Combination Cancer Therapy May Increase Coronary Risk
A modest increase in arterial blood clotting has been associated with metastatic cancer treatments that combine chemotherapy with bevacizumab
WEDNESDAY, Aug. 8 (HealthDay News) -- Chemotherapy combined with the anticancer drug bevacizumab is associated with a higher risk of arterial thrombosis, but not blood clots of the veins, when compared with chemotherapy treatment alone, according to the results of a study published online Aug. 8 in the Journal of the National Cancer Institute.
Frank Scappaticci, M.D., Ph.D., of Genentech Inc., of South San Francisco, Calif., and colleagues gathered data from five randomized controlled trials to analyze arterial or venous thromboembolic events in 1,745 patients with metastatic colorectal, breast, or non-small-cell lung carcinoma.

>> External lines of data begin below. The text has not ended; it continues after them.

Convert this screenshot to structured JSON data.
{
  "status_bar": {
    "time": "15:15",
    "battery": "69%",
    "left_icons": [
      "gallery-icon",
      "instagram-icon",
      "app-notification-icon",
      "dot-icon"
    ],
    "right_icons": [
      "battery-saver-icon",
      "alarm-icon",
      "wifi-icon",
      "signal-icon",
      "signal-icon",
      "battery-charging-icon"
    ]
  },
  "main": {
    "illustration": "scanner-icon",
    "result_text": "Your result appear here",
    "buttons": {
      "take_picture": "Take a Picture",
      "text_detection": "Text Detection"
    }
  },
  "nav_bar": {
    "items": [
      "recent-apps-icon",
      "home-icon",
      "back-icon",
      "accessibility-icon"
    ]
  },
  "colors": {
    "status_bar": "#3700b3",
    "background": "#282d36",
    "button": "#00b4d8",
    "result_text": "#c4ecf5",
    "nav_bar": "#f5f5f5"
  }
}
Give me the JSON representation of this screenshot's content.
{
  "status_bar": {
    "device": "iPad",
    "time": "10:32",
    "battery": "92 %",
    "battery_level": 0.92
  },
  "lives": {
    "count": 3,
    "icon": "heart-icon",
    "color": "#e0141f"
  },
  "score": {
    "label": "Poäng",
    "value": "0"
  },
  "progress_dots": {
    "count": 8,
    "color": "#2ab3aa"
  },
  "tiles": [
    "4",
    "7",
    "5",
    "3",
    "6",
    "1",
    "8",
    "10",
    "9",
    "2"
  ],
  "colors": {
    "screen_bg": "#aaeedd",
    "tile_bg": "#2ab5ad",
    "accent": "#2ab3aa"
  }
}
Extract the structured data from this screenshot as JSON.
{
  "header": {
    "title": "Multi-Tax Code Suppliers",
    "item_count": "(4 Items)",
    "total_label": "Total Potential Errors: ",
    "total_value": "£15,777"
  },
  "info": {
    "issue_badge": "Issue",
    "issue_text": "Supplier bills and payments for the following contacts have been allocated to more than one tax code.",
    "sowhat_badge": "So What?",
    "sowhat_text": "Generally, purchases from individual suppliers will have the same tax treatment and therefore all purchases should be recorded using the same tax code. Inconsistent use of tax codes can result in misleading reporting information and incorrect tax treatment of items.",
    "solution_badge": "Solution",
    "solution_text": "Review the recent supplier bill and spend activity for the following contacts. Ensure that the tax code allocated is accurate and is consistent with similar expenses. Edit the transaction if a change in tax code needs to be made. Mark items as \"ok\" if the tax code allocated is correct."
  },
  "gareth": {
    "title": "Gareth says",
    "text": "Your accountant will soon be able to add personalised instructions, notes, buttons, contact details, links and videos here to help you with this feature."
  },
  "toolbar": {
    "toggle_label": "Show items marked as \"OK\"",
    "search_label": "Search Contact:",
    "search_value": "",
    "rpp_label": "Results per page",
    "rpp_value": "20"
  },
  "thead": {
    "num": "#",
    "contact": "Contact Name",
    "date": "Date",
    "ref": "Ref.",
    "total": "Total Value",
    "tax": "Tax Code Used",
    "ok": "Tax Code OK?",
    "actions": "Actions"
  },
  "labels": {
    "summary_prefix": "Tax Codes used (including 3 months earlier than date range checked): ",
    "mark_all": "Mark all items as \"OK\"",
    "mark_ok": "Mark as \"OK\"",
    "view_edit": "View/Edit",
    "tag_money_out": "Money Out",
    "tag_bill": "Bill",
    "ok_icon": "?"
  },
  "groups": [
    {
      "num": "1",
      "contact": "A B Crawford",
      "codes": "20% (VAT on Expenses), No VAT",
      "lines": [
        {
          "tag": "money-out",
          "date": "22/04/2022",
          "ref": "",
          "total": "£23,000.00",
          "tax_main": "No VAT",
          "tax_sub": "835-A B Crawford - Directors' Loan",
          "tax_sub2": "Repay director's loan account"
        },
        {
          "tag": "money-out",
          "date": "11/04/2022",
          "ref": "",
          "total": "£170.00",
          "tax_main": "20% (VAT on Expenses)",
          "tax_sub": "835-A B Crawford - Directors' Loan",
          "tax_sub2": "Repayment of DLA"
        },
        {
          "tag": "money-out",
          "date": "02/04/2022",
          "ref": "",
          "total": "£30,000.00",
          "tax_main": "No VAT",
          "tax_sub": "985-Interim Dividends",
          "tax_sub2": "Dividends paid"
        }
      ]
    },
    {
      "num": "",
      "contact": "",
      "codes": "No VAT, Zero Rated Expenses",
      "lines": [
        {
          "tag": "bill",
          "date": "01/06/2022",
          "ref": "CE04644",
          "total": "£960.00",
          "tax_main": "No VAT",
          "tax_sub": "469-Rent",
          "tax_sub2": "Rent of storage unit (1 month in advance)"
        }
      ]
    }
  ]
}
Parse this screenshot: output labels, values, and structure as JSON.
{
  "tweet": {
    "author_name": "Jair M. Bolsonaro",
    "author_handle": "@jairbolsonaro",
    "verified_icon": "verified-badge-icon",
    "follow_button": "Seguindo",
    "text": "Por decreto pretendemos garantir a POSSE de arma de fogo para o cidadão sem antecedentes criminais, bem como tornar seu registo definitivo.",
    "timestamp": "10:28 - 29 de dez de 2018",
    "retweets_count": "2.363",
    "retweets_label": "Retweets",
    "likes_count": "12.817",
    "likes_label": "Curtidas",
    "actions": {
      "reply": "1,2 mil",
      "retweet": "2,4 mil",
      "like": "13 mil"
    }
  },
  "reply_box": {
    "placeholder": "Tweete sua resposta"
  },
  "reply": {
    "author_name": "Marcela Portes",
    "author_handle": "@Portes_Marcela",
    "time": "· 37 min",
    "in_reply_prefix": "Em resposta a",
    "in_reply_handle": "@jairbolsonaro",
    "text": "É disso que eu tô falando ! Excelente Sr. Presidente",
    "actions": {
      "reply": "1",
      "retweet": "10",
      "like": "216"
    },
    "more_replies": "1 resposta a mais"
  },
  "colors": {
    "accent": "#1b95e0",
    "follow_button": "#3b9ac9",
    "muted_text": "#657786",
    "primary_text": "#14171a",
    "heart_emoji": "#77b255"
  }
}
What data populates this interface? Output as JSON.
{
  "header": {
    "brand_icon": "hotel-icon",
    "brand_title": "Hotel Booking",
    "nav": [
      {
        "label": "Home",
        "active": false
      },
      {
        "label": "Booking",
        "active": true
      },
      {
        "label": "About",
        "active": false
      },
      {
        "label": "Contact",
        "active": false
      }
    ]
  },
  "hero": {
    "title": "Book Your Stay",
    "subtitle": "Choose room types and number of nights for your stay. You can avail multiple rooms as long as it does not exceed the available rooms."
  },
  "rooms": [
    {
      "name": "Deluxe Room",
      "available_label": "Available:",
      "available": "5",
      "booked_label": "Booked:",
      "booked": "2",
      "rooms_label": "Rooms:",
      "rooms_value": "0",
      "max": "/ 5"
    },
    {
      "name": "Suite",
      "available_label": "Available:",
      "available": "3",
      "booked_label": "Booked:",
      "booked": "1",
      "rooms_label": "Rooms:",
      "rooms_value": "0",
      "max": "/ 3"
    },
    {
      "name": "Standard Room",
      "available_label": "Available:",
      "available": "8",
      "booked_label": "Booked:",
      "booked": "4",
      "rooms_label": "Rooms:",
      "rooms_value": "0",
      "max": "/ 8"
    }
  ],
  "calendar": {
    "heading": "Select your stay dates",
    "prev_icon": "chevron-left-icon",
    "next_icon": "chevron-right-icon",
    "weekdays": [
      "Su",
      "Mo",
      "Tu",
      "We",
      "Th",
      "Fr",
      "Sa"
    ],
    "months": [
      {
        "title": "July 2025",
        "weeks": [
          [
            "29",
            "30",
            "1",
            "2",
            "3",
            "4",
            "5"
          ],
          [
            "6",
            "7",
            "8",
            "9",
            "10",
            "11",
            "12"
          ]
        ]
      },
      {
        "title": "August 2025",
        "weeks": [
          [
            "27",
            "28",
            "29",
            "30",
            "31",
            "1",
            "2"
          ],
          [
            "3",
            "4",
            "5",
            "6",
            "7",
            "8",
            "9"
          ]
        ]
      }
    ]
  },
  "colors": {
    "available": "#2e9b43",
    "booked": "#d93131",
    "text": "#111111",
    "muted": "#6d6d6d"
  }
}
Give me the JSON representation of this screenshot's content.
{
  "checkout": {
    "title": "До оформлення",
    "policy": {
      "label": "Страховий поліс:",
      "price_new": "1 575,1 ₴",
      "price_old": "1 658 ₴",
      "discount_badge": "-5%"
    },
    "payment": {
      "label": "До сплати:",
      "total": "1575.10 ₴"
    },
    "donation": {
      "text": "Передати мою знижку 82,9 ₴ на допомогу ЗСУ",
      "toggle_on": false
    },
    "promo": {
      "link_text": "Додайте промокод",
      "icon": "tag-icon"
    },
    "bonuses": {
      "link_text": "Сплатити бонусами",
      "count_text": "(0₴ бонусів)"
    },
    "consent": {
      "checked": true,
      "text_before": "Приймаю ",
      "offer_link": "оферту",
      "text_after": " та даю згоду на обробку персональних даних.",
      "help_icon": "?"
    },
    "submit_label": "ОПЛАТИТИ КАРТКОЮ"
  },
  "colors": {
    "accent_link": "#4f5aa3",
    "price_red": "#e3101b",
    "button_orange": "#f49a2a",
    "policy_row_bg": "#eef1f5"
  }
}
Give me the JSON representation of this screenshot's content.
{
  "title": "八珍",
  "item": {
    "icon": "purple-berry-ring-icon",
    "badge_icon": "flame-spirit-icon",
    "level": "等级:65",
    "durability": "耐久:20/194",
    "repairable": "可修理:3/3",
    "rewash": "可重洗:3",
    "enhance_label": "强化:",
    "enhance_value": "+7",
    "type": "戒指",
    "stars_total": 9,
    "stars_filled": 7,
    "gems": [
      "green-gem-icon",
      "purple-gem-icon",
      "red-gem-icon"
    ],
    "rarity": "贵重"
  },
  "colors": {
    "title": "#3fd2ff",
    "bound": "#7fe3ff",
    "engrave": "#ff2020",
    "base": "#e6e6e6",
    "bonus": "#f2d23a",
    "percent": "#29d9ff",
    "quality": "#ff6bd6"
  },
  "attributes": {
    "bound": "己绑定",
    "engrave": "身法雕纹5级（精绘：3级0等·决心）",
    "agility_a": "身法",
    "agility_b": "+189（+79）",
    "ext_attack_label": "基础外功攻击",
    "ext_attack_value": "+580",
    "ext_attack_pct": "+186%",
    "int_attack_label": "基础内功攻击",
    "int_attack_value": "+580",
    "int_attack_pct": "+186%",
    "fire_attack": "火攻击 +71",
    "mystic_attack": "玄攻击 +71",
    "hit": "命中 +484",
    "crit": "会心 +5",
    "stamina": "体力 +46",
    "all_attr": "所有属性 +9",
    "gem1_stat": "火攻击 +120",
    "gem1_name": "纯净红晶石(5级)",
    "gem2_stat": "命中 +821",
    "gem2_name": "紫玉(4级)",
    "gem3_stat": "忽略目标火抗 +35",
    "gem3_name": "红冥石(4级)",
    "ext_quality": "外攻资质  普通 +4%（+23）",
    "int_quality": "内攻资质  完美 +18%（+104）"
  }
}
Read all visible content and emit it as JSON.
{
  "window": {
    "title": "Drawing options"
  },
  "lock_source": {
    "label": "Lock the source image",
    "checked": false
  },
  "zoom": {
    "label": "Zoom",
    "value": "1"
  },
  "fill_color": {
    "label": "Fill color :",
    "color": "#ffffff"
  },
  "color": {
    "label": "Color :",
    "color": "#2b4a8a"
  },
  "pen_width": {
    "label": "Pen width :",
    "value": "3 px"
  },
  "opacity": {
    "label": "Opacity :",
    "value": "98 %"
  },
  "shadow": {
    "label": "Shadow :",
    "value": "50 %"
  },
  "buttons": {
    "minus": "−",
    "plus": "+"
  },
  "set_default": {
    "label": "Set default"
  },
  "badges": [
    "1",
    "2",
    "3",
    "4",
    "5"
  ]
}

Researchers found combined treatment with bevacizumab and chemotherapy was associated with an increased risk for an arterial thromboembolic event (hazard ratio 2.0), but not for a venous thromboembolic event (HR, 0.89), compared with chemotherapy alone.
"Because these studies excluded patients who had any history of stroke or a myocardial infarction within 12 months of enrollment, the risks and benefits of bevacizumab treatment among such patients have not been established," the authors write. "Ongoing clinical trials should clarify these issues."
The authors of this study report that they hold stock in Genentech, the manufacturer of bevacizumab, or have received research support from the company.